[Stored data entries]
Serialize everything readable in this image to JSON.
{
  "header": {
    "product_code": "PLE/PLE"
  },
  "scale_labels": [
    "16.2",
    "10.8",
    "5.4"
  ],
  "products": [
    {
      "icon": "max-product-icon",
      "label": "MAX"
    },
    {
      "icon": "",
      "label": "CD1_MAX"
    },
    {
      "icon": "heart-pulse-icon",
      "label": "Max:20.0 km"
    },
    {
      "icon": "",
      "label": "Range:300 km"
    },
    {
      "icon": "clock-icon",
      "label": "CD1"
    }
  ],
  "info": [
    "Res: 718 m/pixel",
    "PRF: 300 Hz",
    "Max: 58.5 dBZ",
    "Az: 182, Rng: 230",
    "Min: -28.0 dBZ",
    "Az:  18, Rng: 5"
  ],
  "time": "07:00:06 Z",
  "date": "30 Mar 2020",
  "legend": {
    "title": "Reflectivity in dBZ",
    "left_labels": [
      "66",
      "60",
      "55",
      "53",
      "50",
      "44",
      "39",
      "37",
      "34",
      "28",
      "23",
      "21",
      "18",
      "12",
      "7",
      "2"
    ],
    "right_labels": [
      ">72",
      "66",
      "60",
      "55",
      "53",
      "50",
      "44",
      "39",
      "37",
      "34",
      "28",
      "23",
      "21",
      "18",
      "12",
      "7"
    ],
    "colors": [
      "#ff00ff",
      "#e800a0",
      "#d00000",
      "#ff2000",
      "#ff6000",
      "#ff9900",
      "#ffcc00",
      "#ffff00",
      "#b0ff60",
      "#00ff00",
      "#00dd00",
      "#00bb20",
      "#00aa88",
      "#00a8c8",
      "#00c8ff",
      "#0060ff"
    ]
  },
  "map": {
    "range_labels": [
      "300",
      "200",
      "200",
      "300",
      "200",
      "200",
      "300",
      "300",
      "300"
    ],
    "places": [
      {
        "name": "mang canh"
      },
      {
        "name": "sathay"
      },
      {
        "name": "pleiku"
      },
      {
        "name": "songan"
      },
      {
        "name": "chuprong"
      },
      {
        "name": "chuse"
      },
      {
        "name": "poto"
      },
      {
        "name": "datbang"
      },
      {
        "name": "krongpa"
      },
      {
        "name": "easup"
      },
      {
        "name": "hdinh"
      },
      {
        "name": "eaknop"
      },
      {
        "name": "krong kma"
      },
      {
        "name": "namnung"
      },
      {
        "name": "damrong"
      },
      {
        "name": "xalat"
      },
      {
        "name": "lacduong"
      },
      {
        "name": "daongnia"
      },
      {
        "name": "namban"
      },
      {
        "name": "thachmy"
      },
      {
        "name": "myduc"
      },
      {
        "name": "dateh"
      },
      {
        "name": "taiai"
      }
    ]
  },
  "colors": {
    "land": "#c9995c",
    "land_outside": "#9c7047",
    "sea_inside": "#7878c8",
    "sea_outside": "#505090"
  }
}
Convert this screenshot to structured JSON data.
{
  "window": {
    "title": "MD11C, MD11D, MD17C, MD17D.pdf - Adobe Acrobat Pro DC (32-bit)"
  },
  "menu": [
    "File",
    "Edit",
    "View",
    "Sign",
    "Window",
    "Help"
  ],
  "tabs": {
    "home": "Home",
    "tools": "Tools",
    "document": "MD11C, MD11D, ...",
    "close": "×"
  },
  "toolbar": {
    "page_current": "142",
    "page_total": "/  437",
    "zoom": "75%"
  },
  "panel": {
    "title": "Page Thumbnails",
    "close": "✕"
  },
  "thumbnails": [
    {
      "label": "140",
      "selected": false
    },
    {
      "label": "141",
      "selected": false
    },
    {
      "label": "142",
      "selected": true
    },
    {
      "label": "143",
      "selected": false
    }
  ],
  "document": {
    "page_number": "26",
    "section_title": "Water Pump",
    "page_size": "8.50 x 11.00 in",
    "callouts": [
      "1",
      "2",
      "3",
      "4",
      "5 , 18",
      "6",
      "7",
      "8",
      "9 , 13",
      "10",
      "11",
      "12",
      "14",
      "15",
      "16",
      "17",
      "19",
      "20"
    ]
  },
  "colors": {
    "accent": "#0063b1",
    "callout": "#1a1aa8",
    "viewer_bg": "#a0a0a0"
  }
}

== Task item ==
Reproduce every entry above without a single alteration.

== Exercise output ==
Serialize everything readable in this image to JSON.
{
  "header": {
    "product_code": "PLE/PLE"
  },
  "scale_labels": [
    "16.2",
    "10.8",
    "5.4"
  ],
  "products": [
    {
      "icon": "max-product-icon",
      "label": "MAX"
    },
    {
      "icon": "",
      "label": "CD1_MAX"
    },
    {
      "icon": "heart-pulse-icon",
      "label": "Max:20.0 km"
    },
    {
      "icon": "",
      "label": "Range:300 km"
    },
    {
      "icon": "clock-icon",
      "label": "CD1"
    }
  ],
  "info": [
    "Res: 718 m/pixel",
    "PRF: 300 Hz",
    "Max: 58.5 dBZ",
    "Az: 182, Rng: 230",
    "Min: -28.0 dBZ",
    "Az:  18, Rng: 5"
  ],
  "time": "07:00:06 Z",
  "date": "30 Mar 2020",
  "legend": {
    "title": "Reflectivity in dBZ",
    "left_labels": [
      "66",
      "60",
      "55",
      "53",
      "50",
      "44",
      "39",
      "37",
      "34",
      "28",
      "23",
      "21",
      "18",
      "12",
      "7",
      "2"
    ],
    "right_labels": [
      ">72",
      "66",
      "60",
      "55",
      "53",
      "50",
      "44",
      "39",
      "37",
      "34",
      "28",
      "23",
      "21",
      "18",
      "12",
      "7"
    ],
    "colors": [
      "#ff00ff",
      "#e800a0",
      "#d00000",
      "#ff2000",
      "#ff6000",
      "#ff9900",
      "#ffcc00",
      "#ffff00",
      "#b0ff60",
      "#00ff00",
      "#00dd00",
      "#00bb20",
      "#00aa88",
      "#00a8c8",
      "#00c8ff",
      "#0060ff"
    ]
  },
  "map": {
    "range_labels": [
      "300",
      "200",
      "200",
      "300",
      "200",
      "200",
      "300",
      "300",
      "300"
    ],
    "places": [
      {
        "name": "mang canh"
      },
      {
        "name": "sathay"
      },
      {
        "name": "pleiku"
      },
      {
        "name": "songan"
      },
      {
        "name": "chuprong"
      },
      {
        "name": "chuse"
      },
      {
        "name": "poto"
      },
      {
        "name": "datbang"
      },
      {
        "name": "krongpa"
      },
      {
        "name": "easup"
      },
      {
        "name": "hdinh"
      },
      {
        "name": "eaknop"
      },
      {
        "name": "krong kma"
      },
      {
        "name": "namnung"
      },
      {
        "name": "damrong"
      },
      {
        "name": "xalat"
      },
      {
        "name": "lacduong"
      },
      {
        "name": "daongnia"
      },
      {
        "name": "namban"
      },
      {
        "name": "thachmy"
      },
      {
        "name": "myduc"
      },
      {
        "name": "dateh"
      },
      {
        "name": "taiai"
      }
    ]
  },
  "colors": {
    "land": "#c9995c",
    "land_outside": "#9c7047",
    "sea_inside": "#7878c8",
    "sea_outside": "#505090"
  }
}
Convert this screenshot to structured JSON data.
{
  "window": {
    "title": "MD11C, MD11D, MD17C, MD17D.pdf - Adobe Acrobat Pro DC (32-bit)"
  },
  "menu": [
    "File",
    "Edit",
    "View",
    "Sign",
    "Window",
    "Help"
  ],
  "tabs": {
    "home": "Home",
    "tools": "Tools",
    "document": "MD11C, MD11D, ...",
    "close": "×"
  },
  "toolbar": {
    "page_current": "142",
    "page_total": "/  437",
    "zoom": "75%"
  },
  "panel": {
    "title": "Page Thumbnails",
    "close": "✕"
  },
  "thumbnails": [
    {
      "label": "140",
      "selected": false
    },
    {
      "label": "141",
      "selected": false
    },
    {
      "label": "142",
      "selected": true
    },
    {
      "label": "143",
      "selected": false
    }
  ],
  "document": {
    "page_number": "26",
    "section_title": "Water Pump",
    "page_size": "8.50 x 11.00 in",
    "callouts": [
      "1",
      "2",
      "3",
      "4",
      "5 , 18",
      "6",
      "7",
      "8",
      "9 , 13",
      "10",
      "11",
      "12",
      "14",
      "15",
      "16",
      "17",
      "19",
      "20"
    ]
  },
  "colors": {
    "accent": "#0063b1",
    "callout": "#1a1aa8",
    "viewer_bg": "#a0a0a0"
  }
}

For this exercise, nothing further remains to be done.